As one can perceive immediately, Varnelis' initial disposition was toward unitary designs that could be repeated endlessly. Even when they are complex, as "Pseudo-Labyrinth" is complex, they complete themselves, with the movement of volumes always returning to the point of beginning. "Status Quo," on the other hand, differs in having ends that lead into, or out of, the interwoven figure. The incomplete square, "Monorhythm," may be considered transitional, since the cut off ends tempt the eye to bridge the gap, creating a certain amount of tension in this otherwise relatively simple figure.

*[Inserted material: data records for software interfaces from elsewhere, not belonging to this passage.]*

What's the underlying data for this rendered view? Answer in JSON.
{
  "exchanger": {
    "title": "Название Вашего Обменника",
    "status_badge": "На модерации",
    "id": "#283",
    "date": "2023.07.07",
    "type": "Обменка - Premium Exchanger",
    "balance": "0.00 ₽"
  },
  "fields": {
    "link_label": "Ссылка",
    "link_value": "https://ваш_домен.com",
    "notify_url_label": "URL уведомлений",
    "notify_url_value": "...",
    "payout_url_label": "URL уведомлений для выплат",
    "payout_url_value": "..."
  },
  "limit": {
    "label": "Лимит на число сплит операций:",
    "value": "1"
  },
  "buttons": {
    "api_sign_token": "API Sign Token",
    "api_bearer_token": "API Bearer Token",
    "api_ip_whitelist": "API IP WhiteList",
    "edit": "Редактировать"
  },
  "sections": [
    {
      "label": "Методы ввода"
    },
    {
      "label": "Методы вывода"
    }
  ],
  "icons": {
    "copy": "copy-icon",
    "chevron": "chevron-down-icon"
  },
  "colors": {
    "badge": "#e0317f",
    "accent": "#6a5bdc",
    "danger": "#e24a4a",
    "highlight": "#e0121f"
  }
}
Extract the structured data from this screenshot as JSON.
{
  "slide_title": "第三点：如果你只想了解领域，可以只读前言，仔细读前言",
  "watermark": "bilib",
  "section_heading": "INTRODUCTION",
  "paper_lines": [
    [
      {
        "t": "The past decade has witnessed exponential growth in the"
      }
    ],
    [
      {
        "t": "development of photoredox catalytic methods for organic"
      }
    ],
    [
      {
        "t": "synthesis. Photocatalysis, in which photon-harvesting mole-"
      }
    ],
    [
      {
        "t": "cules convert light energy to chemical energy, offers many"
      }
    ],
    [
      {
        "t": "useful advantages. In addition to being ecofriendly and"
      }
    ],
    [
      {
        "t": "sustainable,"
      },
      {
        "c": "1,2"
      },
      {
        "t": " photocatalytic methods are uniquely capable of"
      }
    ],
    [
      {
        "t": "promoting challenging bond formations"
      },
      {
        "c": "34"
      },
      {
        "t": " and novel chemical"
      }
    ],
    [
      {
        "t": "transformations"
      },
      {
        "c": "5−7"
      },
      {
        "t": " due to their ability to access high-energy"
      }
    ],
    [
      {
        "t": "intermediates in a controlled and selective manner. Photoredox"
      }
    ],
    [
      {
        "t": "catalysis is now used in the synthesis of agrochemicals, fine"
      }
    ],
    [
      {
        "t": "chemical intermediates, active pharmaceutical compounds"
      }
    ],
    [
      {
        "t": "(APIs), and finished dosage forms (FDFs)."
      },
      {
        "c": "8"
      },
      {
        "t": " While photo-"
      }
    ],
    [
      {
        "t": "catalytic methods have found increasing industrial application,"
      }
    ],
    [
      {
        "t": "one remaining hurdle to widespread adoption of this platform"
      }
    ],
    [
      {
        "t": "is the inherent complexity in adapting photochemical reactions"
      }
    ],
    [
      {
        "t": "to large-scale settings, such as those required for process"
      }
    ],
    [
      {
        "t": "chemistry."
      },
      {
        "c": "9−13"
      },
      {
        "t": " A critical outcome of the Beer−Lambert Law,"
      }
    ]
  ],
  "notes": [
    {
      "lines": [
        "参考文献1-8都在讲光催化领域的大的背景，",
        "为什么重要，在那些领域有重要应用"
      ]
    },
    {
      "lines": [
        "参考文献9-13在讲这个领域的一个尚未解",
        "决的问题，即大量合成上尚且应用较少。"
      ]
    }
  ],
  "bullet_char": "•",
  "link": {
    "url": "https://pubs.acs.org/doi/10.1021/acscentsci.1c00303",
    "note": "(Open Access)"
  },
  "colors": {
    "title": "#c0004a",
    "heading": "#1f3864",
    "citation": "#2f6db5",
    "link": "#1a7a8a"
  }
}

Anyone who traces "Pseudo-Labyrinth" from beginning to beginning, and who may start anywhere because it is an endless, continuous passage, will discover an inconsistency in the logic of Varnelis' lighting of form. While it is true that "right side up" can be determined for all these paintings by finding the one corner where the light appears to fall from above and left on a convex form, Varnelis' inclination to place a light edge against a dark edge whenever possible within the total scheme of illumination involves him in certain inconsistencies which have a lot to do with the space reversals. There is always something irrational about art that has enduring interest, and this logical inconsistency in Varnelis' work contributes significantly to its power to fascinate, as forms shift from convex to concave, from projecting corners to corners receding.

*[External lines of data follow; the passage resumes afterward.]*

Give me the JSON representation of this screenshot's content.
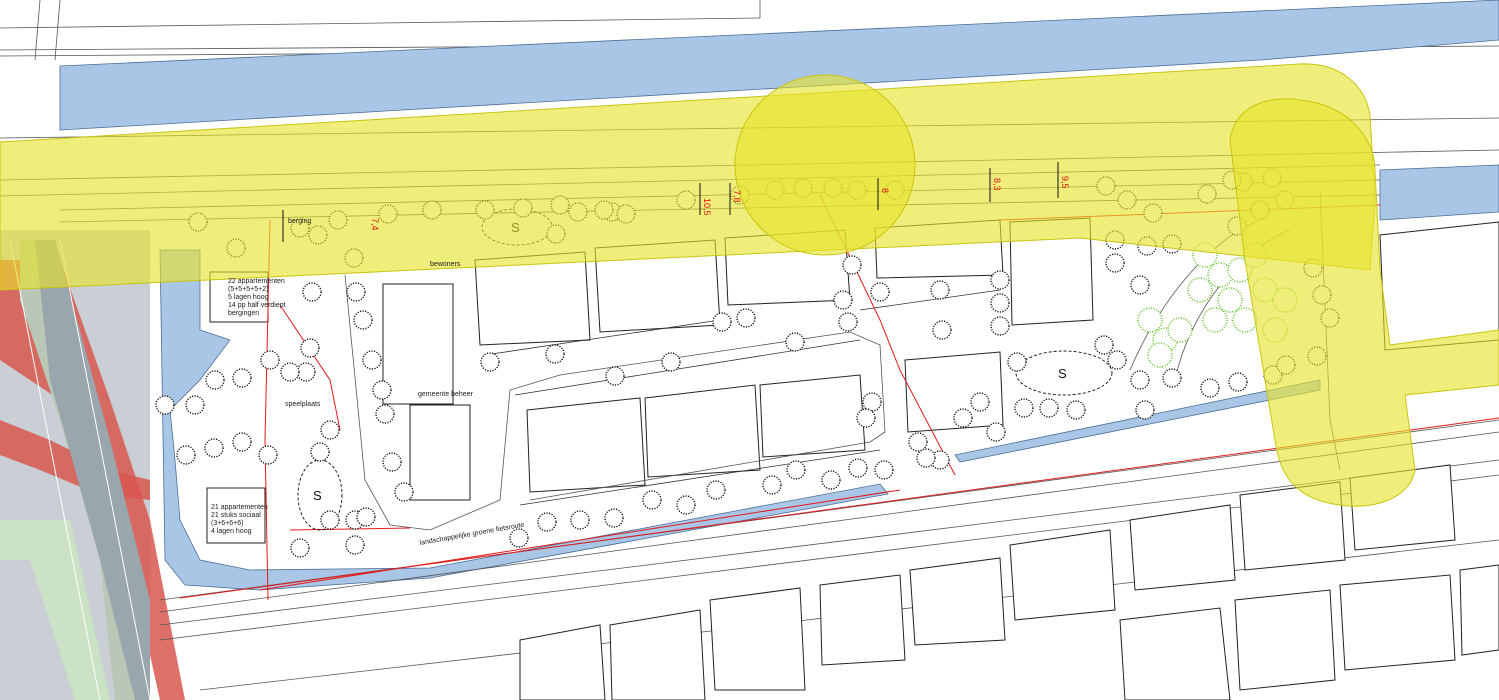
{
  "map": {
    "labels": {
      "block_north": [
        "22 appartementen",
        "(5+5+5+5+2)",
        "5 lagen hoog",
        "14 pp half verdiept",
        "bergingen"
      ],
      "block_south": [
        "21 appartementen",
        "21 stuks sociaal",
        "(3+6+6+6)",
        "4 lagen hoog"
      ],
      "parking_strip": "speelplaats",
      "path": "landschappelijke groene fietsroute",
      "small_a": "bewoners",
      "small_b": "gemeente beheer",
      "small_c": "berging"
    },
    "dimensions": [
      "7,4",
      "10,5",
      "7,8",
      "8",
      "8,3",
      "9,5"
    ],
    "green_space_symbol": "S",
    "colors": {
      "water": "#a9c6e6",
      "buffer_zone": "#e6e32a",
      "boundary": "#e41b1b",
      "highway_fill": "#c9cfd4",
      "highway_edge": "#d9574f",
      "tree_outline": "#111111",
      "green_trees": "#55c21b"
    }
  }
}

With all his extensive training and experience in art, Kazys Varnelis' unique talents were not fully recognized until the last few years of exhibition successes. While the reasons for this, no doubt, are complex, and involved to some extent with the maturation of the artist, it is true also that the times have caught up with him. Modular elements corresponding to his repetitive modules, are increasingly evident in the modern world. From the practical and aesthetic modules of contemporary architecture to the duplicate objects manufactured by the millions for everyday use, the unity of multiplicity is very much a fact of life today, and it is time for reevaluation of what an earlier time would have regarded as monotony in the extreme.
Kazys Varnelis has shown in his paintings how infinitely variable the simplest module can be. His art, outstanding by itself, can help everyone find life-sustaining variety in the mechanical repetitiousness found everywhere today.

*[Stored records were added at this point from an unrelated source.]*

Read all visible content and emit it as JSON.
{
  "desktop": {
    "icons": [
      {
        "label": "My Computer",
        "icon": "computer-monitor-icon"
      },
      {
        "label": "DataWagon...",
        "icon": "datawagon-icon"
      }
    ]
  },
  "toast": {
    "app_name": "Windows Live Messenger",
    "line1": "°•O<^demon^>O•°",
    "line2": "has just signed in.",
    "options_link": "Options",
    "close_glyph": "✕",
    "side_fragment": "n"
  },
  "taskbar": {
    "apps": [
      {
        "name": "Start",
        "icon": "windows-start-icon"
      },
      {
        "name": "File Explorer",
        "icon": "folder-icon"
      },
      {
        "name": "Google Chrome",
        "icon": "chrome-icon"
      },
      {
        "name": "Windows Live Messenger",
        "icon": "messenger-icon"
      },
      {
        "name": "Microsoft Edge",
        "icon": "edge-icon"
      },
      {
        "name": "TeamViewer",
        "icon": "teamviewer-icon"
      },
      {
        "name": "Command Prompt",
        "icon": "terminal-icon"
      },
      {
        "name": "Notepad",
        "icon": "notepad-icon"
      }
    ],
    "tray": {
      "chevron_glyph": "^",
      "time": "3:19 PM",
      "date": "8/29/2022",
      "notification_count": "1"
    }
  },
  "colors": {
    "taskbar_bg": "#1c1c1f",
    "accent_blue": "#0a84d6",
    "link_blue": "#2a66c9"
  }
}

* Harold Haydon is Professor of Art and Director of the Midway Studios of the Department of Art, the University of Chicago.
Kazys Varnelis, "VARIATIONS", 1968, acrylic on canvas, 78"x60"
Kazys Varnelis, "SIXTEEN TIMES FOUR", 1970, acrylic on canvas, 78"x78".
Kazys Varnelis, "CONVEX PLUS CONCAVE", 1971, acrylic on canvas, 68"x68".
Kazys Varnelis, "POLYGON", 1972, acrylic on canvas, 85"x85".
Kazys Varnelis, "MESSAGE", 1971, acrylic on canvas, 78"x68".
Kazys Varnelis, "MONORHYTHM", 1972, acrylic on canvas, 68"x68".
Kazys Varnelis, "DUPLEX", 1972, acrylic on canvas, 48"x48".
Kazys Varnelis, "PSEUDO LABYRINTH", 1969, acrylic on canvas, 78"x78".
Kazys Varnelis, "STATUS QUO", 1972, acrylic on canvas, 84"x60"